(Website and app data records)
◆ ◆ ◆ ◆ ◆

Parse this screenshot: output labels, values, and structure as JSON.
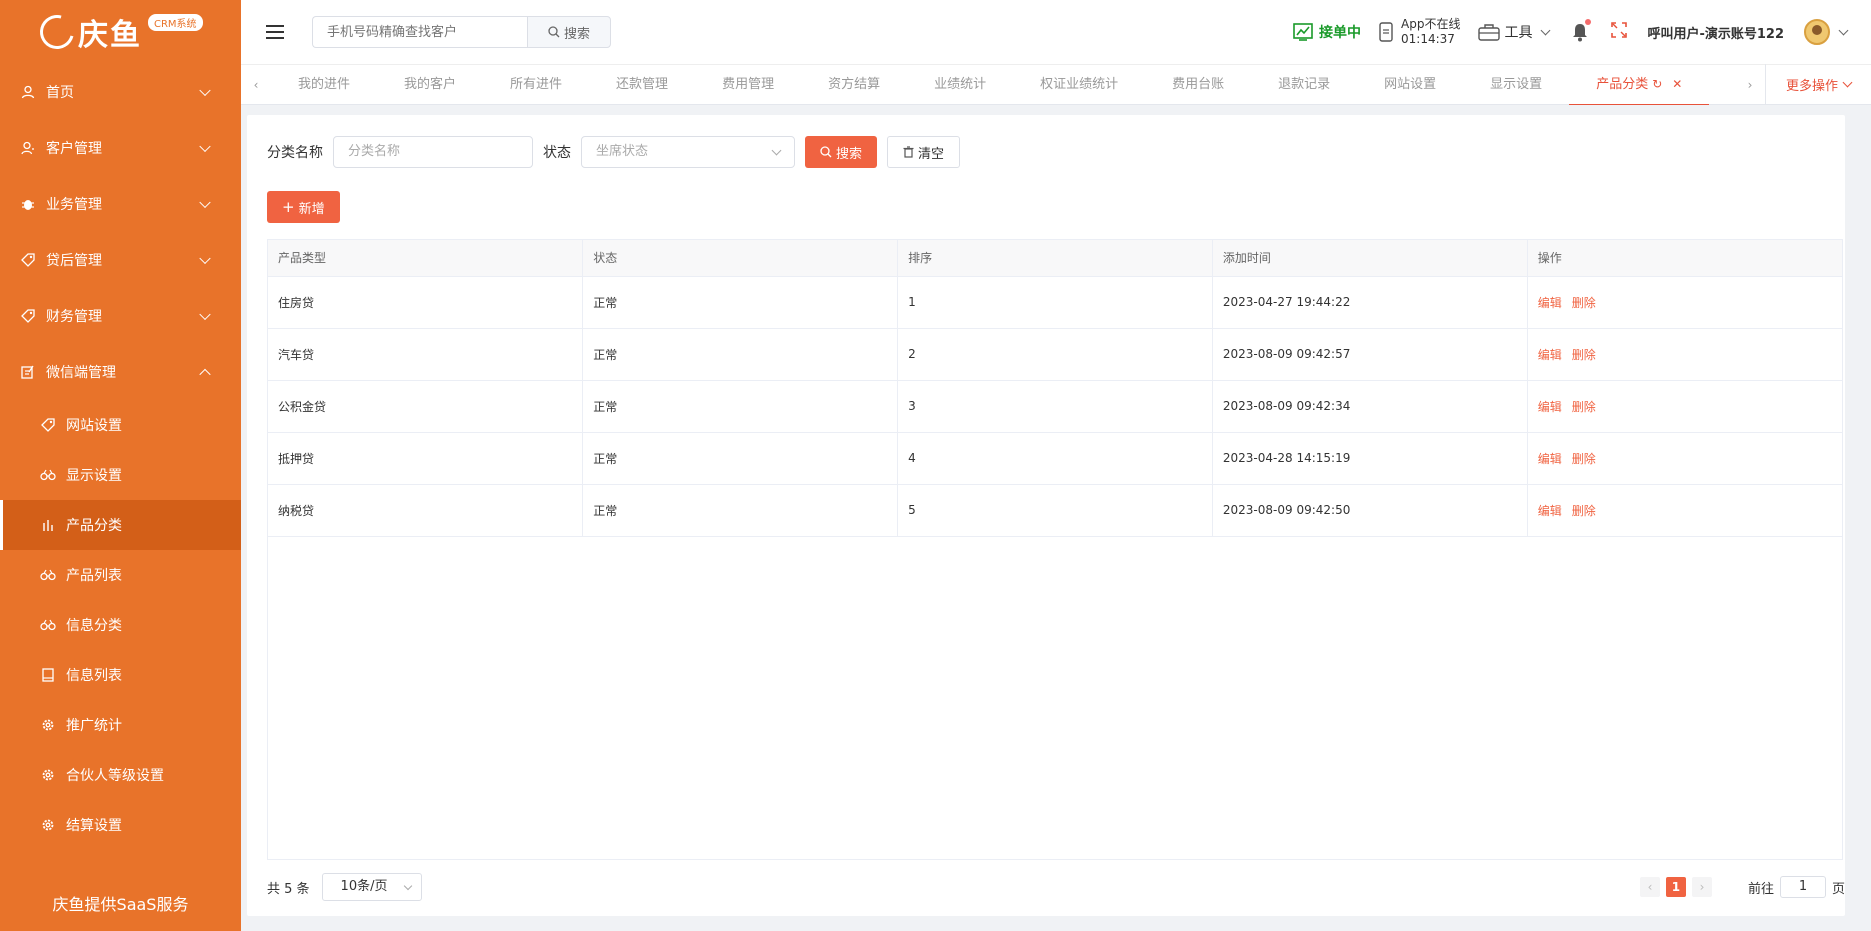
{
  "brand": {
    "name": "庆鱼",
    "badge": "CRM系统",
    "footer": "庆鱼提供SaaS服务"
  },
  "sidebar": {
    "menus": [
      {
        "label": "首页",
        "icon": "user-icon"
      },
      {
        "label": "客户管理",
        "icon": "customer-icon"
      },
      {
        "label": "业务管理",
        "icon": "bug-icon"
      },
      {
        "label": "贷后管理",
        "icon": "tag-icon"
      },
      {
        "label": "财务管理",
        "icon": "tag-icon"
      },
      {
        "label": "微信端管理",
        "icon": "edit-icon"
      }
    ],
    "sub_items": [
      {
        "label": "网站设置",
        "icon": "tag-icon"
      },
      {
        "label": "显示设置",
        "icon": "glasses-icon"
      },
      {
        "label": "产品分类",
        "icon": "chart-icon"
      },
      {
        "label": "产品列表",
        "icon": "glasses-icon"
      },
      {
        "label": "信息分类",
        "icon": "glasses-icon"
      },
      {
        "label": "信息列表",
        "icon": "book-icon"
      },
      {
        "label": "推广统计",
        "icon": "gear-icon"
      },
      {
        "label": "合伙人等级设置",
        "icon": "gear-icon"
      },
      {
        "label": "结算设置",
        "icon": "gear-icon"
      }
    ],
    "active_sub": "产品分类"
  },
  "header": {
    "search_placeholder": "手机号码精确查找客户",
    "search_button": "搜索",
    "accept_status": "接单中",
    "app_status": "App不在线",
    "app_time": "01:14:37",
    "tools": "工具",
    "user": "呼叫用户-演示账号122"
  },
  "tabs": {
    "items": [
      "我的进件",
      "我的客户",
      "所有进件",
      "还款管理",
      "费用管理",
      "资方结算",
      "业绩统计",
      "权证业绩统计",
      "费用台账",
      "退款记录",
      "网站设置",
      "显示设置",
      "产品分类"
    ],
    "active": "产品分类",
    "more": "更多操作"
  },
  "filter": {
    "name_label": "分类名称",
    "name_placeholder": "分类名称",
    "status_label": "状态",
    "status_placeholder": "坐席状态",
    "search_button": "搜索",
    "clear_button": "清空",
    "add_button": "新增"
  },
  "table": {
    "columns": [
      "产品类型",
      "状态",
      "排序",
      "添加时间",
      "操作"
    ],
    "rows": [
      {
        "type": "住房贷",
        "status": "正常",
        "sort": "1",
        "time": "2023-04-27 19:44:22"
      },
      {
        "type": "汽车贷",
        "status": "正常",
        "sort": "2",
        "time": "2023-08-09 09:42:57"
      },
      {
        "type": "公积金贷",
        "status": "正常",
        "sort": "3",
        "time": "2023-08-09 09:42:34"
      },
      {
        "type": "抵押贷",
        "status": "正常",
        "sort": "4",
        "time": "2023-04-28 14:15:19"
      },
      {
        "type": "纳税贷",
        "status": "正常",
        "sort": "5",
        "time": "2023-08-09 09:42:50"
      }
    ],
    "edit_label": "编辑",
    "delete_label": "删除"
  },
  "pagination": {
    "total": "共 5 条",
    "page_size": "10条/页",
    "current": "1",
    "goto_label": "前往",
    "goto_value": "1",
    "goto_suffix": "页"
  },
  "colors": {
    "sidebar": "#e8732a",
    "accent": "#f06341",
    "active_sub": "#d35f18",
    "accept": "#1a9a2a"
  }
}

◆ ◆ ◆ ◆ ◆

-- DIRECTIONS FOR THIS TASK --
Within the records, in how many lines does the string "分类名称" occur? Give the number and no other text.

-- ANSWER --
2